Types and Procedures of Dental Implants

Dental implants are artificial tooth roots that your specialist surgically places into your jawbone beneath the gums. They gain excellent stability on your bone and allow your dentist to attach replacement teeth onto them. Dental implants Bronx are natural-looking, and you can use them for cosmetic purposes or mouth restorations. Most implants are made of titanium, so they integrate well with your bone without adverse effects. These implants are permanent and last a lifetime, causing many people to adopt this dental treatment.


Endosteal implants are the most common dental implants, and they resemble small screws. They are inserted deep into your jawbone, taking the place of your tooth root. One endosteal implant can hold one or several teeth.


Surgeons use subperiosteal implants when you have insufficient healthy jawbone to support endosteal implants.
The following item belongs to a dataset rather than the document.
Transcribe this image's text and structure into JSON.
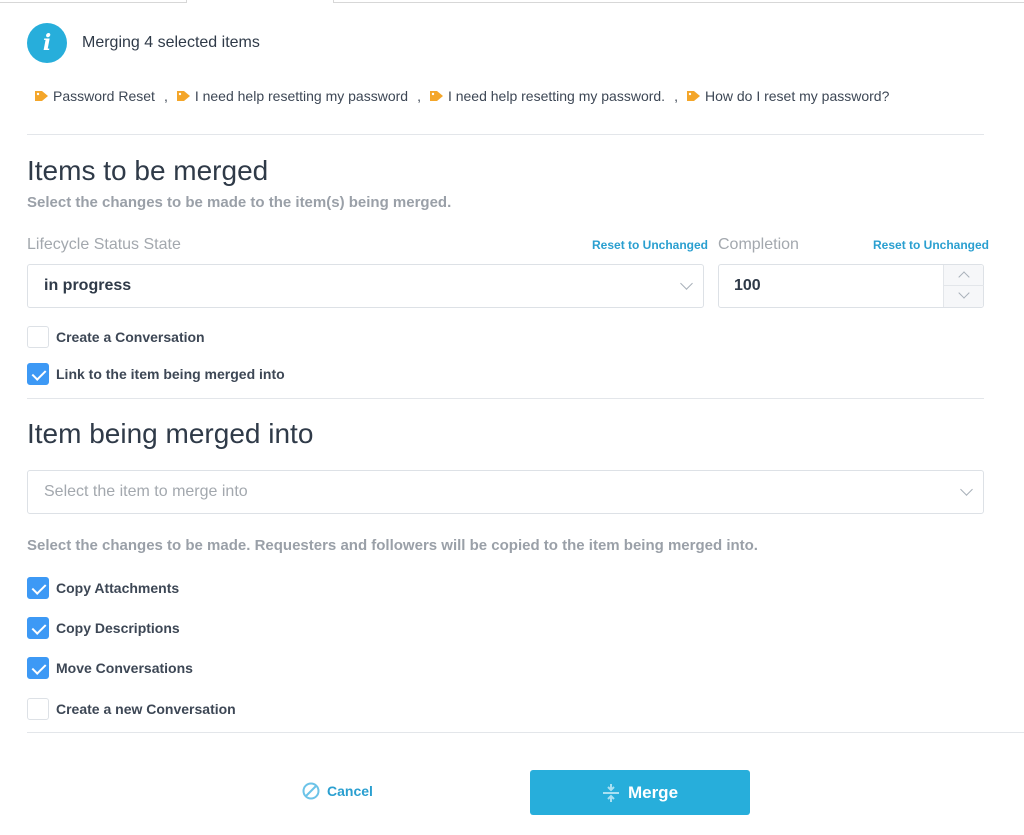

Your dentist inserts them under your gum without drilling into your jawbone. They are placed above or on the jawbone.   



Your dentist will first evaluate the health of your teeth, gums, and jawbone. You must have a healthy jawbone to maintain the implant. A soft or too thin jawbone will require other procedures before the dental implant process. Your gums must be periodontal disease-free. The type and scope of your surgeon’s process depend on the number of teeth that need replacement.

Placing an implant

A dental implant can be done under local anesthesia, IV sedation, or general anesthesia. An endosteal implant involves your surgeon cutting your gum to expose the jawbone underneath. The surgeon drills a hole deep into your bone and inserts the implant post. In cases of subperiosteal implant, the surgeon will not screw your jawbone but will place the implant on or above the bone.


Osseointegration means combining with the bone. It is a process of growing enough new bone around the screw and takes two to six months after the dental implant placement. During Osseointegration, natural jaw bone grows around the dental implant to strengthen the implant. This growing bone maintains the dental implant firmness to function as the artificial tooth root.

Abutment placement

An abutment is a metal extender added to your implant, and your specialist can do it in the initial procedure or in the second process under local anesthesia. Abutments connect the replacement tooth and the implant. During the second procedure, your specialist removes the healing cap and screws the abutment onto the implant. Your gum tissue gradually forms around the abutment. Gums take several weeks to heal after abutment placement.

Tooth placement

After you completely heal, your doctor takes an impression of your teeth to make a permanent tooth that fits perfectly. Replacement teeth can either be fixed or removable. A removable tooth is mounted onto a metal frame and attached to the abutment, while a permanent tooth is wholly cemented onto the abutment. Your teeth will feel and look natural when your doctor completes this procedure. Report to your dentist any form of pain, swelling, or discomfort.

Ensure you care for the replaced teeth as your natural teeth by regular brushing and flossing. Visit your dentist for regular checkups to enhance oral health. Schedule an appointment at Riverdale Dental Arts to get dental implants to improve your smile.